_TASK STATEMENT_
Reproduce the data word for word, keeping every line complete.
+++++
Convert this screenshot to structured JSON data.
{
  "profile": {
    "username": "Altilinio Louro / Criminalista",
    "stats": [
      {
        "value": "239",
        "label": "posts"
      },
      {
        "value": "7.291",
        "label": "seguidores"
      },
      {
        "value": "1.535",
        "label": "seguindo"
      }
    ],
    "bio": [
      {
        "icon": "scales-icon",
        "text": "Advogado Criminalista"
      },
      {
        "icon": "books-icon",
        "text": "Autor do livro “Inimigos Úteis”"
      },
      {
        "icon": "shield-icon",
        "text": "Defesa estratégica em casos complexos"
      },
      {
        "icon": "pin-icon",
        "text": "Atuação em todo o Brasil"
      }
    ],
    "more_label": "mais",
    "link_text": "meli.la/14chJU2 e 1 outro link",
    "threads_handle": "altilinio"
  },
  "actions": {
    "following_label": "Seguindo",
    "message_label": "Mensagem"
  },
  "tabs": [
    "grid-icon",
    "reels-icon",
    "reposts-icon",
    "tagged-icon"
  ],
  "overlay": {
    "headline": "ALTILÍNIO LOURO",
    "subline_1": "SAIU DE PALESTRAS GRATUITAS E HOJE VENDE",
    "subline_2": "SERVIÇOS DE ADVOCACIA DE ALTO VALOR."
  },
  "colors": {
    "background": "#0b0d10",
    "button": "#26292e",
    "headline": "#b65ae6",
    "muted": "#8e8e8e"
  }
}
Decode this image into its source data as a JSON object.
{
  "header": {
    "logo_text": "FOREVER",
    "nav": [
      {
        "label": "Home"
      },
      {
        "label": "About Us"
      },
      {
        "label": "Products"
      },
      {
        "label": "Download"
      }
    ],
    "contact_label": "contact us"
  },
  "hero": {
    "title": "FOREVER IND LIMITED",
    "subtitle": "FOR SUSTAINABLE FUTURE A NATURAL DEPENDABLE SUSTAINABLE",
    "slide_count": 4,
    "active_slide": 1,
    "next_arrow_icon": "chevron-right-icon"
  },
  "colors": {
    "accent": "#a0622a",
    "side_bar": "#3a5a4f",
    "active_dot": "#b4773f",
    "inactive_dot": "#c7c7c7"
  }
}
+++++
_OUTPUT OF THE EXERCISE_
Convert this screenshot to structured JSON data.
{
  "profile": {
    "username": "Altilinio Louro / Criminalista",
    "stats": [
      {
        "value": "239",
        "label": "posts"
      },
      {
        "value": "7.291",
        "label": "seguidores"
      },
      {
        "value": "1.535",
        "label": "seguindo"
      }
    ],
    "bio": [
      {
        "icon": "scales-icon",
        "text": "Advogado Criminalista"
      },
      {
        "icon": "books-icon",
        "text": "Autor do livro “Inimigos Úteis”"
      },
      {
        "icon": "shield-icon",
        "text": "Defesa estratégica em casos complexos"
      },
      {
        "icon": "pin-icon",
        "text": "Atuação em todo o Brasil"
      }
    ],
    "more_label": "mais",
    "link_text": "meli.la/14chJU2 e 1 outro link",
    "threads_handle": "altilinio"
  },
  "actions": {
    "following_label": "Seguindo",
    "message_label": "Mensagem"
  },
  "tabs": [
    "grid-icon",
    "reels-icon",
    "reposts-icon",
    "tagged-icon"
  ],
  "overlay": {
    "headline": "ALTILÍNIO LOURO",
    "subline_1": "SAIU DE PALESTRAS GRATUITAS E HOJE VENDE",
    "subline_2": "SERVIÇOS DE ADVOCACIA DE ALTO VALOR."
  },
  "colors": {
    "background": "#0b0d10",
    "button": "#26292e",
    "headline": "#b65ae6",
    "muted": "#8e8e8e"
  }
}
Decode this image into its source data as a JSON object.
{
  "header": {
    "logo_text": "FOREVER",
    "nav": [
      {
        "label": "Home"
      },
      {
        "label": "About Us"
      },
      {
        "label": "Products"
      },
      {
        "label": "Download"
      }
    ],
    "contact_label": "contact us"
  },
  "hero": {
    "title": "FOREVER IND LIMITED",
    "subtitle": "FOR SUSTAINABLE FUTURE A NATURAL DEPENDABLE SUSTAINABLE",
    "slide_count": 4,
    "active_slide": 1,
    "next_arrow_icon": "chevron-right-icon"
  },
  "colors": {
    "accent": "#a0622a",
    "side_bar": "#3a5a4f",
    "active_dot": "#b4773f",
    "inactive_dot": "#c7c7c7"
  }
}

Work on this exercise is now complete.